| Exercise instructions |
Count every line below containing "with"; state the number only.

#### Records for processing ####

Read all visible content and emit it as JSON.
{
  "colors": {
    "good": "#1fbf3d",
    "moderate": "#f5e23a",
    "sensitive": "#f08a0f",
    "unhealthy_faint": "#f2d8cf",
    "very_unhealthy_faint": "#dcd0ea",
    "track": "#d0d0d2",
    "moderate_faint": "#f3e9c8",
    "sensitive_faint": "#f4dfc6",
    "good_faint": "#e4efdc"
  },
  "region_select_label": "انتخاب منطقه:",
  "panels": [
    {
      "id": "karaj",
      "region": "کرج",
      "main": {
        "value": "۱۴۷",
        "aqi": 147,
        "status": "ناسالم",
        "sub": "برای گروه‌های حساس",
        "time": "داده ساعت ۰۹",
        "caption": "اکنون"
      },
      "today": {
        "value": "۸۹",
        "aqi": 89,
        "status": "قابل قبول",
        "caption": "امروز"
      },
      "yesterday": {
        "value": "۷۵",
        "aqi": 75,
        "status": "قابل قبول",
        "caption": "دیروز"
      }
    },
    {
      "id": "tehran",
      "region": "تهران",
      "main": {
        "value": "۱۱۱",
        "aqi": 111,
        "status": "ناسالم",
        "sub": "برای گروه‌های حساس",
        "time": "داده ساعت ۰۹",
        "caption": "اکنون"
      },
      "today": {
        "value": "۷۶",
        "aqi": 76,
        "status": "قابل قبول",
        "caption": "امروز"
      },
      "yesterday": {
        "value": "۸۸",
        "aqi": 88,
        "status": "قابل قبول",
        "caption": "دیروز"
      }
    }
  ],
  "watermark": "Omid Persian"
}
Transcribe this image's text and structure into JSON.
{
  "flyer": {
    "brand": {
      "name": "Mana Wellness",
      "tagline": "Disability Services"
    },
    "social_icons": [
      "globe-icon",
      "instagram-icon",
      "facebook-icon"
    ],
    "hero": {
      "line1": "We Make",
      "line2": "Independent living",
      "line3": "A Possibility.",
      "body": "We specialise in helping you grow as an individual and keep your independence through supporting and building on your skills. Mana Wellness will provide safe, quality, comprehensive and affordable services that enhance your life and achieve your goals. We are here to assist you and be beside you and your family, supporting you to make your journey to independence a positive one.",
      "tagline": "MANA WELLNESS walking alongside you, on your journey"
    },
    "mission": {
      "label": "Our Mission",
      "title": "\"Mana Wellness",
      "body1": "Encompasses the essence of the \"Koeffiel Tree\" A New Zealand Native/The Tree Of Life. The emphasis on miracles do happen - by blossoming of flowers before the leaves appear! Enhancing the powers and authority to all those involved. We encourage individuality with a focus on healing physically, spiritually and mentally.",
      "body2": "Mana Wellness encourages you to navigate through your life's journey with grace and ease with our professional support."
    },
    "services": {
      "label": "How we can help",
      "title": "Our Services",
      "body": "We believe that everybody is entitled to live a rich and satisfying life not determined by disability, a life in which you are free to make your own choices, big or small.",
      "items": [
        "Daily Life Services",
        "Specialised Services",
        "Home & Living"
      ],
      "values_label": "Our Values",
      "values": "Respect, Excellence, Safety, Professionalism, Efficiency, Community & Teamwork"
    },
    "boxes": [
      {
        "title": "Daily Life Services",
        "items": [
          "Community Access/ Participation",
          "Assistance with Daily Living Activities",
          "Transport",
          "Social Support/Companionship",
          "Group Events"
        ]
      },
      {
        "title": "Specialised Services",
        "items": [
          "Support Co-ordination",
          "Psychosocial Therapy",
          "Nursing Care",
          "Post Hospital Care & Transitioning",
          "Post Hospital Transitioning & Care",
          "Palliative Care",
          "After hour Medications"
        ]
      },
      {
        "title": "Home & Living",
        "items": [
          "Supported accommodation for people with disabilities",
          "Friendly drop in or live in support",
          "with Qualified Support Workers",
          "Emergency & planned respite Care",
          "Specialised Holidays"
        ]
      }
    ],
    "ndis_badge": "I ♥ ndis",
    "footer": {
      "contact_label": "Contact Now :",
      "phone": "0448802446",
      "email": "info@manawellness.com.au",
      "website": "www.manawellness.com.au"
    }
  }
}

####

| Expected answer |
5